• **PROMPT**:
Your answer must be every line of the data that holds the string "title".

• **DATA TO USE**:

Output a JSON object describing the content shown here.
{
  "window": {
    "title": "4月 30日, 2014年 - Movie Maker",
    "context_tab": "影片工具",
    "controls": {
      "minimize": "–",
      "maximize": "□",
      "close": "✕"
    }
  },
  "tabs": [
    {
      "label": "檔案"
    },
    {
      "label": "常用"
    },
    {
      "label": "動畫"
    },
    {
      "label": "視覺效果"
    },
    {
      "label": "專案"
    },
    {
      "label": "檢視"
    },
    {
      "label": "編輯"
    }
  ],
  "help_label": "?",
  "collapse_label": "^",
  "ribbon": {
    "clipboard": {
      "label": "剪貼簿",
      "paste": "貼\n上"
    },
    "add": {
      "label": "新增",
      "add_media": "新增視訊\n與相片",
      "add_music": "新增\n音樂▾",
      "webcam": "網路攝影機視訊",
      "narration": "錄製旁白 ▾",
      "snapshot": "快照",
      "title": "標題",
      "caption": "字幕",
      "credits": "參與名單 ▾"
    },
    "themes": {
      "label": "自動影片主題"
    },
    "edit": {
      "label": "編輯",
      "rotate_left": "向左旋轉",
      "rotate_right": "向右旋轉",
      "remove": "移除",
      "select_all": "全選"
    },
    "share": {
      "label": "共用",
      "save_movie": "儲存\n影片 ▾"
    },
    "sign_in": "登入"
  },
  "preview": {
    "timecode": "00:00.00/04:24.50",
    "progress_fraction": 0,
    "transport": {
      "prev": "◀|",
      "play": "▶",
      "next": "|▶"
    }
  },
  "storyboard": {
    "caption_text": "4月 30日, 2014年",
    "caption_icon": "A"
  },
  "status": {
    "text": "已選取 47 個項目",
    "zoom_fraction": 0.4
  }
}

• **EXPECTED ANSWER**:
    "title": "4月 30日, 2014年 - Movie Maker",
      "title": "標題",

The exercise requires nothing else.